WHAT IS NEEDED
Give back exactly the lines from the "Give me the" line to the final line of the records, and only those, minus any pictures.

SUPPLIED RECORDS
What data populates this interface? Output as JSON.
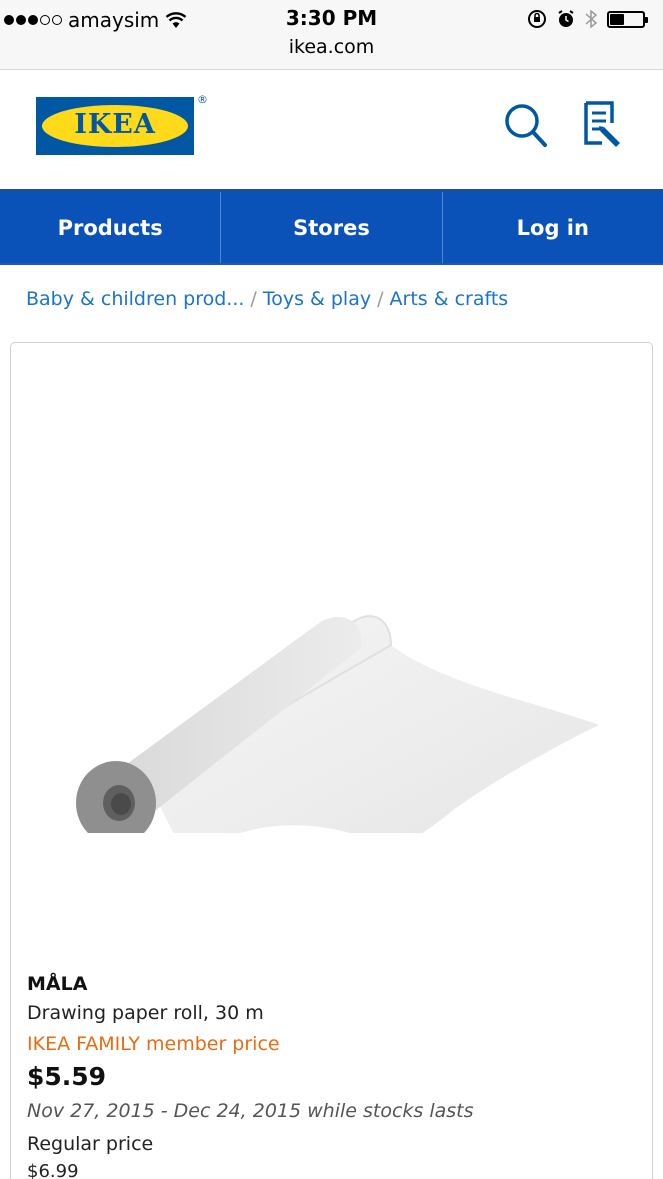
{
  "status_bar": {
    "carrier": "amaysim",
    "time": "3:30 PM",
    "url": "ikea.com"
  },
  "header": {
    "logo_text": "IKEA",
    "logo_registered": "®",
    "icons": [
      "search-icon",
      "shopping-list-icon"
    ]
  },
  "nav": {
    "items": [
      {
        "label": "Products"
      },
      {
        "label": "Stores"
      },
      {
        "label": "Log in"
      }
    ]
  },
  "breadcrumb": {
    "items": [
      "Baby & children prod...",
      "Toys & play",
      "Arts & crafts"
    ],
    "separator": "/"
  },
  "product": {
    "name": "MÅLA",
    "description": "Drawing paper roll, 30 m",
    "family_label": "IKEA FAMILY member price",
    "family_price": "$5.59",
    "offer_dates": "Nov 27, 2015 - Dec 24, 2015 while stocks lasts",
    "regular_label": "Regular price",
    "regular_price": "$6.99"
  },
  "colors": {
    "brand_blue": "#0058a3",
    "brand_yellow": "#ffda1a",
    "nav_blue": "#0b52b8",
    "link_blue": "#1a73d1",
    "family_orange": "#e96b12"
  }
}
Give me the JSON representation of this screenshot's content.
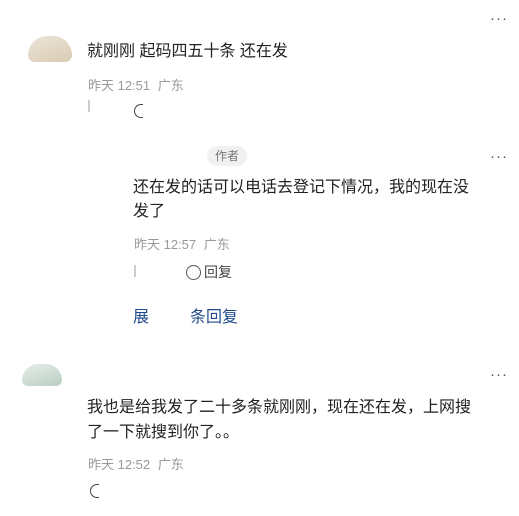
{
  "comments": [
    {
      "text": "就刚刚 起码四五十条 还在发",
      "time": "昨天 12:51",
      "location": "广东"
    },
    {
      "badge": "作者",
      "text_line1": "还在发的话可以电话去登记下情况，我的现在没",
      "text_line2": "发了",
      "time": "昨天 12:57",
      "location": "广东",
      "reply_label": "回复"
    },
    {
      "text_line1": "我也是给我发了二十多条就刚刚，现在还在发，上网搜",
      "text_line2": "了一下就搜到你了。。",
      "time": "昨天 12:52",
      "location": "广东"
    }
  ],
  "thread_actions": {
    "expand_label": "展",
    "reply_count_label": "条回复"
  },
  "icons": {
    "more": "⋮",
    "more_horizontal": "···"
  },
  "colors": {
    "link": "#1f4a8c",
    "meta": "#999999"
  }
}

REPLY
Give me the JSON representation of this screenshot's content.
{
  "comments": [
    {
      "text": "就刚刚 起码四五十条 还在发",
      "time": "昨天 12:51",
      "location": "广东"
    },
    {
      "badge": "作者",
      "text_line1": "还在发的话可以电话去登记下情况，我的现在没",
      "text_line2": "发了",
      "time": "昨天 12:57",
      "location": "广东",
      "reply_label": "回复"
    },
    {
      "text_line1": "我也是给我发了二十多条就刚刚，现在还在发，上网搜",
      "text_line2": "了一下就搜到你了。。",
      "time": "昨天 12:52",
      "location": "广东"
    }
  ],
  "thread_actions": {
    "expand_label": "展",
    "reply_count_label": "条回复"
  },
  "icons": {
    "more": "⋮",
    "more_horizontal": "···"
  },
  "colors": {
    "link": "#1f4a8c",
    "meta": "#999999"
  }
}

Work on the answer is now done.